Basically the idea is to create with tape masking a somewhat random yet geometric pattern that mimics the tiling to an extent and paint large areas differing tones of black (flat, semi, gloss) that have their outer extents definded by these "jagged" maskings. The idea is to create a very subtle tonal change. And short of doing this by creating individual tiles, I thought that perhaps if you created this in large swaths you might be able to achieve an interesting effect. I won't argue if it is accurate or not, but modeling is about illusion and excuting the principle. Any thoughts?
woodstock74
Registered User
 
Posts: 16
Joined: Sat Jan 05, 2008 11:50 pm
Location: Charlotte, NC

Postby Gerwalk » Thu Jan 10, 2008 9:31 am

I've seen model airplanes painted using a shade variation to give the ilusion of small panels, the effect is excellent.

I was thinking on some ideas to achieve a tiling effect for a while. One I'm considering is using a metallic mesh (like the ones used in windows and doors to keep bugs away) as a mask.

I've found a mesh that has small enough (for 1/350 scale) and almost square "holes". One idea is to paint the entire sub in black and red hull, cut sections of the mesh and fix them on top of the sub using 3M non permanent spray cement or just hold it in place by tape or rubber bands. Then spray lighter shades of the base colors (grey and light red or even brown grey. In theory after removing the mesh the base color would be seen on the edges giving the feeling of tiling. the problem would be to mold the the mesh arround the bow and stern...
Pablo
User avatar
Gerwalk
Registered User
 
Posts: 525
Joined: Wed Dec 29, 2004 1:39 pm
Location: Buenos Aires, Argentina

Postby PaulC » Thu Jan 10, 2008 12:34 pm

As far as the proposed paint techniques go, they sound like they should work. I'd suggest trying them on a spare hull if you have one. Or a length of PVC pipe. That way you can get the hang of it and judge for yourself how good it looks. Please post pics when you do.
Warm regards,

Paul Crozier
<><
User avatar
PaulC
SubCommittee Member
 
Posts: 1155
Joined: Sat Feb 22, 2003 11:11 pm
Location: Houston, Texas

Re: Anechoic tiling

Postby woodstock74 » Sat Aug 14, 2010 1:30 pm

Figured I'd update this...


Image

Image

Image

Image

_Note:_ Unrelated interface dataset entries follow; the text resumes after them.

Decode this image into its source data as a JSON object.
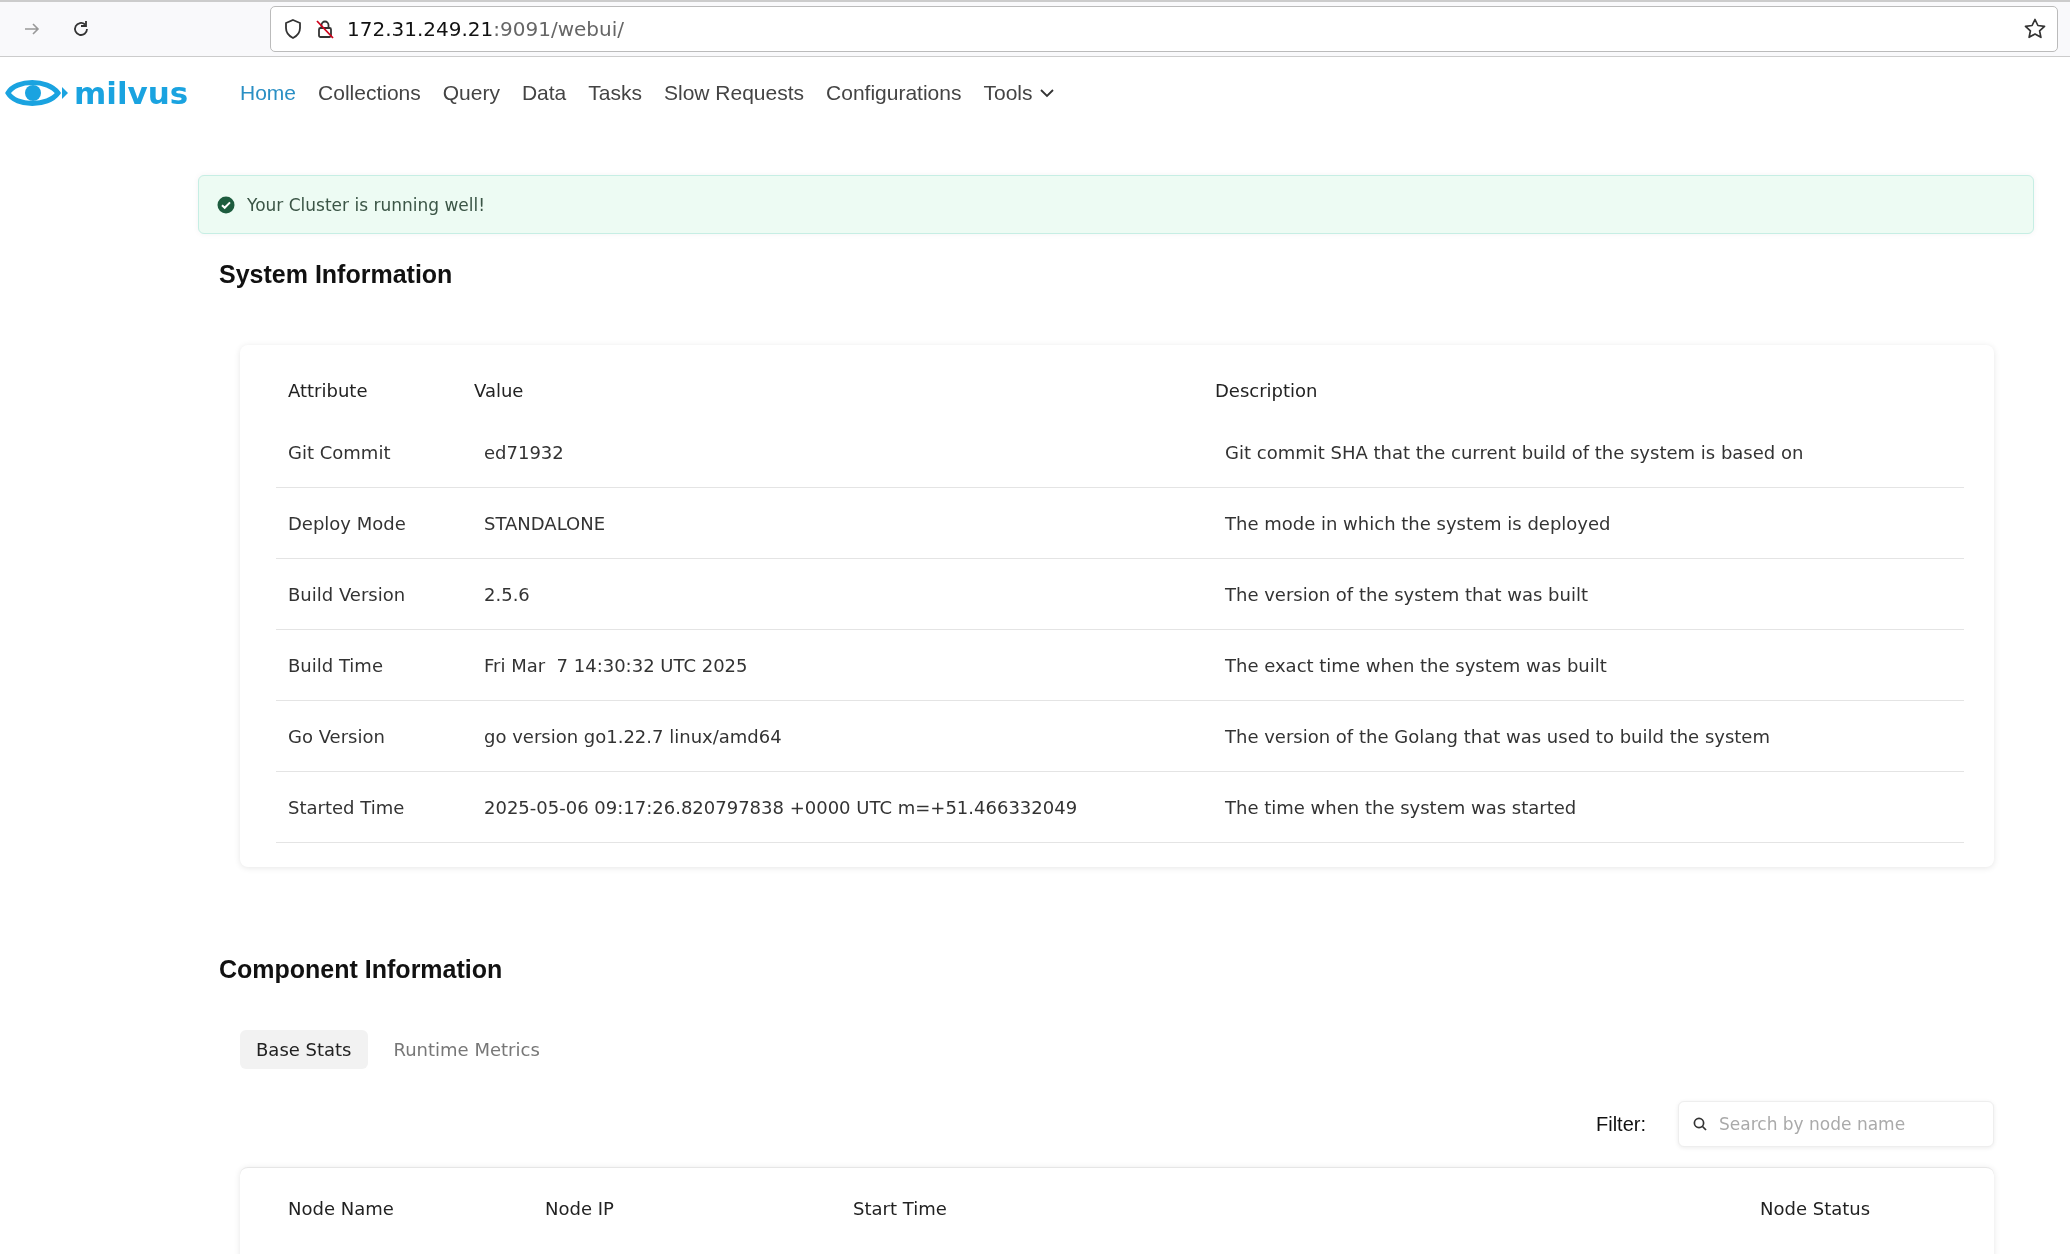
{
  "browser": {
    "url_host": "172.31.249.21",
    "url_path": ":9091/webui/"
  },
  "nav": {
    "logo": "milvus",
    "items": [
      {
        "label": "Home",
        "selected": true,
        "kind": "link"
      },
      {
        "label": "Collections",
        "selected": false,
        "kind": "link"
      },
      {
        "label": "Query",
        "selected": false,
        "kind": "link"
      },
      {
        "label": "Data",
        "selected": false,
        "kind": "link"
      },
      {
        "label": "Tasks",
        "selected": false,
        "kind": "link"
      },
      {
        "label": "Slow Requests",
        "selected": false,
        "kind": "link"
      },
      {
        "label": "Configurations",
        "selected": false,
        "kind": "link"
      },
      {
        "label": "Tools",
        "selected": false,
        "kind": "dropdown"
      }
    ]
  },
  "alert": {
    "text": "Your Cluster is running well!"
  },
  "system_information": {
    "title": "System Information",
    "columns": [
      "Attribute",
      "Value",
      "Description"
    ],
    "rows": [
      [
        "Git Commit",
        "ed71932",
        "Git commit SHA that the current build of the system is based on"
      ],
      [
        "Deploy Mode",
        "STANDALONE",
        "The mode in which the system is deployed"
      ],
      [
        "Build Version",
        "2.5.6",
        "The version of the system that was built"
      ],
      [
        "Build Time",
        "Fri Mar  7 14:30:32 UTC 2025",
        "The exact time when the system was built"
      ],
      [
        "Go Version",
        "go version go1.22.7 linux/amd64",
        "The version of the Golang that was used to build the system"
      ],
      [
        "Started Time",
        "2025-05-06 09:17:26.820797838 +0000 UTC m=+51.466332049",
        "The time when the system was started"
      ]
    ]
  },
  "component_information": {
    "title": "Component Information",
    "tabs": [
      {
        "label": "Base Stats",
        "selected": true
      },
      {
        "label": "Runtime Metrics",
        "selected": false
      }
    ],
    "filter": {
      "label": "Filter:",
      "placeholder": "Search by node name"
    },
    "columns": [
      "Node Name",
      "Node IP",
      "Start Time",
      "Node Status"
    ]
  }
}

Done using masking tape cut in random patterns and using different brands (this is important) of black spray paint. Not all blacks are the same, and the very subtle tonal variation, coupled with the tape line created the effect (look closely). I'm satisfied with it, though need to observe USN subs to see if the effect is relevant. I tend to think Russian subs being a bit more "sloppy" from an anecoic tile perspective (Royal Navy too: Trafalgars are good examples). But most times it seems USN sub's tiles are in good shape and the "jagged" nature of my masking might not be relevant...
woodstock74
Registered User
 
Posts: 16
Joined: Sat Jan 05, 2008 11:50 pm
Location: Charlotte, NC


Return to Static Modeler

Who is online

Users browsing this forum: No registered users

cron